I spent Christmas and New Year with my family in Tasmania and, like all mainlanders, came back slightly besotted with the beauty of the island and the quality of the local food. All the stone fruits and berries were in full flight and there were roadside stalls selling local fruit and oysters everywhere. On a family trip to Port Arthur, we stopped on the way at a roadside coffee van and a bought beautiful apricots for three dollars a kilo. Then, on the way back to Hobart, we stopped at an unprepossessing service station for oysters and, amongst the usual chips, soft drinks and chocolate, was local honey and other high-end gourmet foodstuffs. An American tourist was buying up striped woollen socks, she couldn’t believe the high quality of the socks for a bargain price. The socks sold at the servo were merino wool and too hot for the Sydney climate but I spent 80 dollars on beautifully coloured stripy Mongrel cotton socks on my two trips to the Salamanca Markets, so I could totally understand where she was coming from.

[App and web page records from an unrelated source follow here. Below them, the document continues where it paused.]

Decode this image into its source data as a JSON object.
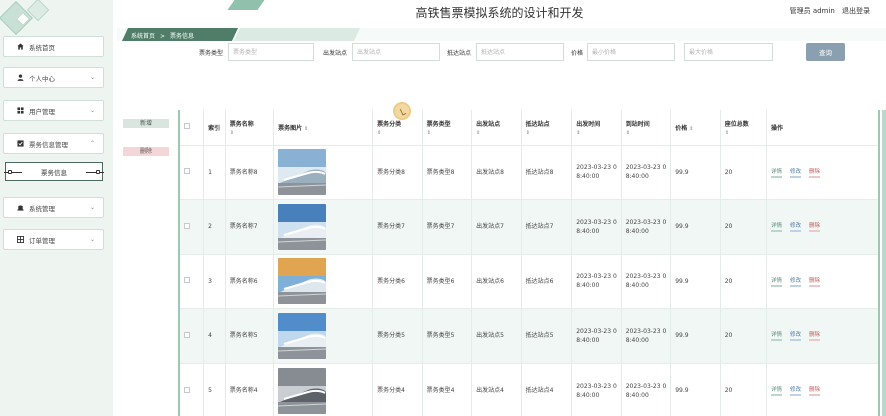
{
  "header": {
    "title": "高铁售票模拟系统的设计和开发",
    "user_role": "管理员 admin",
    "logout": "退出登录"
  },
  "sidebar": {
    "items": [
      {
        "label": "系统首页",
        "icon": "home-icon"
      },
      {
        "label": "个人中心",
        "icon": "user-icon"
      },
      {
        "label": "用户管理",
        "icon": "grid-icon"
      },
      {
        "label": "票务信息管理",
        "icon": "checkbox-icon"
      },
      {
        "label": "系统管理",
        "icon": "hat-icon"
      },
      {
        "label": "订单管理",
        "icon": "grid-icon"
      }
    ],
    "sub_item": "票务信息"
  },
  "breadcrumb": {
    "home": "系统首页",
    "separator": ">",
    "current": "票务信息"
  },
  "search": {
    "type_label": "票务类型",
    "type_placeholder": "票务类型",
    "depart_label": "出发站点",
    "depart_placeholder": "出发站点",
    "arrive_label": "抵达站点",
    "arrive_placeholder": "抵达站点",
    "price_label": "价格",
    "min_placeholder": "最小价格",
    "max_placeholder": "最大价格",
    "button": "查询"
  },
  "actions": {
    "add": "新增",
    "delete": "删除"
  },
  "table": {
    "headers": [
      "索引",
      "票务名称",
      "票务图片",
      "票务分类",
      "票务类型",
      "出发站点",
      "抵达站点",
      "出发时间",
      "到站时间",
      "价格",
      "座位总数",
      "操作"
    ],
    "operations": {
      "detail": "详情",
      "edit": "修改",
      "delete": "删除"
    },
    "rows": [
      {
        "index": "1",
        "name": "票务名称8",
        "category": "票务分类8",
        "type": "票务类型8",
        "depart": "出发站点8",
        "arrive": "抵达站点8",
        "depart_time": "2023-03-23 08:40:00",
        "arrive_time": "2023-03-23 08:40:00",
        "price": "99.9",
        "seats": "20"
      },
      {
        "index": "2",
        "name": "票务名称7",
        "category": "票务分类7",
        "type": "票务类型7",
        "depart": "出发站点7",
        "arrive": "抵达站点7",
        "depart_time": "2023-03-23 08:40:00",
        "arrive_time": "2023-03-23 08:40:00",
        "price": "99.9",
        "seats": "20"
      },
      {
        "index": "3",
        "name": "票务名称6",
        "category": "票务分类6",
        "type": "票务类型6",
        "depart": "出发站点6",
        "arrive": "抵达站点6",
        "depart_time": "2023-03-23 08:40:00",
        "arrive_time": "2023-03-23 08:40:00",
        "price": "99.9",
        "seats": "20"
      },
      {
        "index": "4",
        "name": "票务名称5",
        "category": "票务分类5",
        "type": "票务类型5",
        "depart": "出发站点5",
        "arrive": "抵达站点5",
        "depart_time": "2023-03-23 08:40:00",
        "arrive_time": "2023-03-23 08:40:00",
        "price": "99.9",
        "seats": "20"
      },
      {
        "index": "5",
        "name": "票务名称4",
        "category": "票务分类4",
        "type": "票务类型4",
        "depart": "出发站点4",
        "arrive": "抵达站点4",
        "depart_time": "2023-03-23 08:40:00",
        "arrive_time": "2023-03-23 08:40:00",
        "price": "99.9",
        "seats": "20"
      }
    ]
  },
  "colors": {
    "accent": "#4f7d68",
    "sidebar_bg": "#eef5f1",
    "row_alt": "#f1f7f4",
    "search_button": "#8a9fb0"
  }
}
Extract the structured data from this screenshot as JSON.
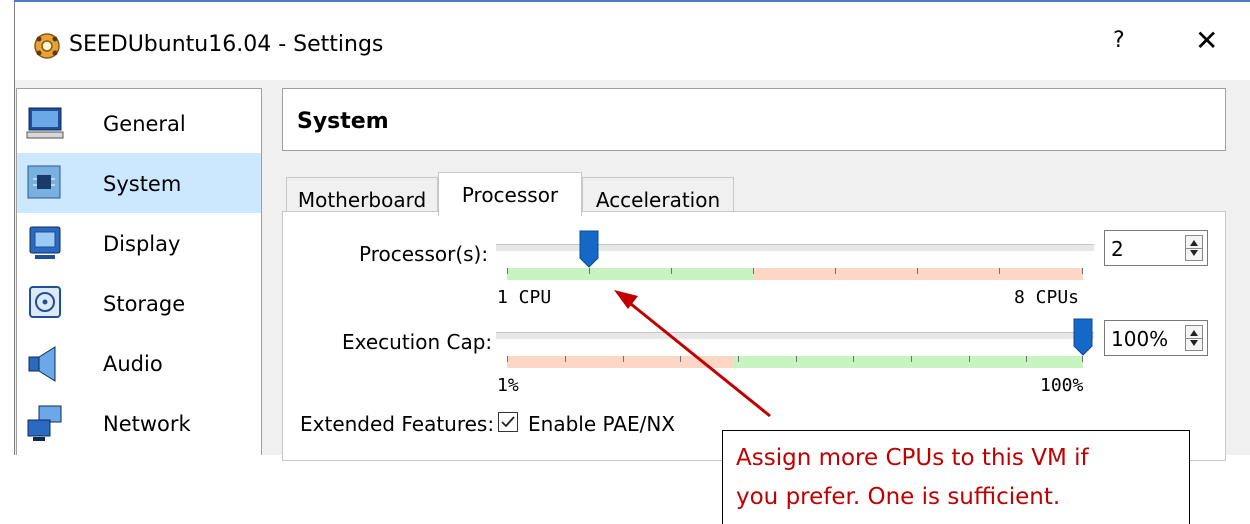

A friend of mine made this walnut and lentil pâté for a spring time picnic in October and it was the hit of the day. Sure, it looks dull and brown and not that exciting but that just makes it just more of a delicious surprise when you taste it. I made it for a New Year’s Eve party we spent at Sandy Bay in Hobart, in the oldest house in the suburb on a hill looking down over the bay. That’s the other thing about Hobart – so many people live in awesome houses with amazing views and heirloom fruit trees and berry bushes in their gardens.
This faux foie gras has something of a retro feel of a vegetarian food from the 1970s: all very herby and lentilly, and you can imagine it being served in a hand-thrown ceramic pottery and being eaten by kaftanned, sandal-wearing party goers at a slightly Bohemian suburban party. Apart from the borage flower picked from my brother and sister-in-law’s garden (thanks Jane!), the photograph makes it look like a study in brown, but trust me – this faux foie gras is really delicious. The recipe makes a large batch but it freezes spectacularly well. In fact, the flavours seem to develop further after a stint in the freezer. If you want to make it vegan, leave out the butter and double the olive oil – I used Saint Omer Tasmanian butter for the batch I made for New Year’s Eve and really good walnuts from the Hill Street Grocer (a Tasmanian foodie institution) and it was so worth it. I also use a bit more herbs, with both parsley and sage (if you can get sage it does give a bit more of a foie gras/pâté flavour). So, buy the best walnuts and butter, throw on some Leonard Cohen and Neil Young and celebrate a back-to-the-future 2016.
Faux foie gras: Lentil and walnut pâté
Adapted from from David Lebovitz
- 12 medium-sized button mushrooms (about 100 grams)
- 2 tablespoons olive oil
- 2 tablespoons butter
- 1 small onion peeled and diced
- 2 cloves garlic peeled and diced
- 2 cups of cooked green lentils (about 1 cup of uncooked lentils)
- 1 cup of chopped walnuts (toasted)
- 2 tablespoons of lemons juice
- 1 tablespoon of soy sauce or tamari
- 2 teaspoon fresh minced rosemary
- 2 tablespoons minced fresh thyme
- 2 tablespoons fresh minced sage or parsley
- Optional: 2 teaspoons cognac or brandy
- 1 teaspoon brown sugar
- 1/8 teaspoon cayenne pepper
- salt and freshly ground black pepper.
- Simmer lentils in water with a bay leaf until tender (about 20–30 minutes). Take the bay leaf out and discard and drain the lentils.
- Wipe mushrooms clean, trim grungy ends off the stems of the mushrooms and slice them.
- Heat olive oil and butter in a large skillet and fry onion and garlic until translucent, add slice mushrooms and continue to fry until mushrooms are tender. Season with cayenne pepper, salt and freshly ground black pepper.
- Allow mushrooms to cool a little and place in food processor with lentils, walnuts, herbs, soy sauce, lemon, brown sugar, mushroom mixture and brandy or cognac if using. Process until tender. Add extra lemon juice and olive oil and season for taste and texture. It should be a fairly stiff pâté but I find I need to add extra olive oil and lemon juice to get a bit smoother more spreadable texture.
- The pâté lasts well in the fridge but it also freezes excellently, the flavours develop a little more after a time.